The ship and 73 of the crew are over a mile deep in the South China Sea. The memories of all 74 are ever present on the surface.
HIS NAME IS Petty Officer LARRY ALLAN GRACELY. ST3 He was a Sonarman. His name and 73 others belongs on the Wall! He served in the United States Navy in the Vietnam War aboard the Destroyer U.S.S. Frank E. Evans DD-754. He was from Lima, Ohio, he was among the 74 on the ship killed when it collided with an Australian Aircraft carrier in the South China Sea. Only the body of one of the Sailors killed was recovered. His and 72 others were lost at sea. It was during a time when the Destroyer was temporarily out of the combat zone so the powers that be are refusing to put their names on the Vietnam Memorial Wall. Their names DO belong on that wall. Hopefully a new push to recognize these sailors sacrifice will be successful. Photos included here show the ship after the collision. You can see the the front section of the ship is gone. It sunk in just a few minutes. You can learn more about the ship here U.S.S. Frank E. Evans Association

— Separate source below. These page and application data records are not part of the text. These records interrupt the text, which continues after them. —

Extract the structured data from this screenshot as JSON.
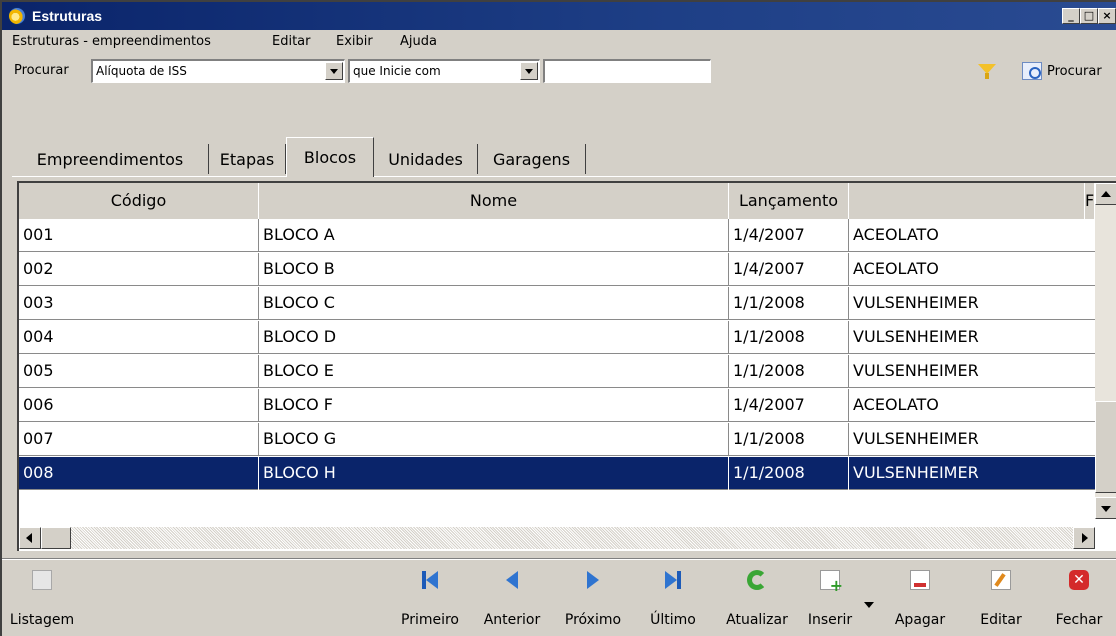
{
  "window": {
    "title": "Estruturas",
    "controls": [
      "_",
      "□",
      "×"
    ]
  },
  "menu": {
    "items": [
      "Estruturas - empreendimentos",
      "Editar",
      "Exibir",
      "Ajuda"
    ]
  },
  "search": {
    "label": "Procurar",
    "field_value": "Alíquota de ISS",
    "operator_value": "que Inicie com",
    "text_value": "",
    "button_label": "Procurar"
  },
  "tabs": [
    {
      "label": "Empreendimentos",
      "active": false
    },
    {
      "label": "Etapas",
      "active": false
    },
    {
      "label": "Blocos",
      "active": true
    },
    {
      "label": "Unidades",
      "active": false
    },
    {
      "label": "Garagens",
      "active": false
    }
  ],
  "grid": {
    "columns": [
      "Código",
      "Nome",
      "Lançamento",
      "",
      "F"
    ],
    "rows": [
      [
        "001",
        "BLOCO A",
        "1/4/2007",
        "ACEOLATO"
      ],
      [
        "002",
        "BLOCO B",
        "1/4/2007",
        "ACEOLATO"
      ],
      [
        "003",
        "BLOCO C",
        "1/1/2008",
        "VULSENHEIMER"
      ],
      [
        "004",
        "BLOCO D",
        "1/1/2008",
        "VULSENHEIMER"
      ],
      [
        "005",
        "BLOCO E",
        "1/1/2008",
        "VULSENHEIMER"
      ],
      [
        "006",
        "BLOCO F",
        "1/4/2007",
        "ACEOLATO"
      ],
      [
        "007",
        "BLOCO G",
        "1/1/2008",
        "VULSENHEIMER"
      ],
      [
        "008",
        "BLOCO H",
        "1/1/2008",
        "VULSENHEIMER"
      ]
    ],
    "selected_row": 7
  },
  "toolbar": {
    "listagem": "Listagem",
    "primeiro": "Primeiro",
    "anterior": "Anterior",
    "proximo": "Próximo",
    "ultimo": "Último",
    "atualizar": "Atualizar",
    "inserir": "Inserir",
    "apagar": "Apagar",
    "editar": "Editar",
    "fechar": "Fechar"
  },
  "colors": {
    "titlebar": "#0a246a",
    "selection": "#0a246a",
    "face": "#d4d0c8"
  }
}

From "Collision At Sea" By Phil Smith and Mal Lancaster .... On board Melbourne the strangest scene was being played out. Captain Stevenson ordered the band onto the deck, and the beer vault was opened for the American survivors. Australian sailors recall their mates giving away the clothes from their backs. One sailor went below and brought up his entire kit, while the clothing store was opened and blankets were passed out. Eventually the survivors were lifted off and taken to USS Kearsarge. At that point, Baker heard a sound he'll never forget: "As they were about to leave our ship, they stood on the quarterdeck and gave us three cheers. We had just cut their ship in half and here they were giving us three cheers."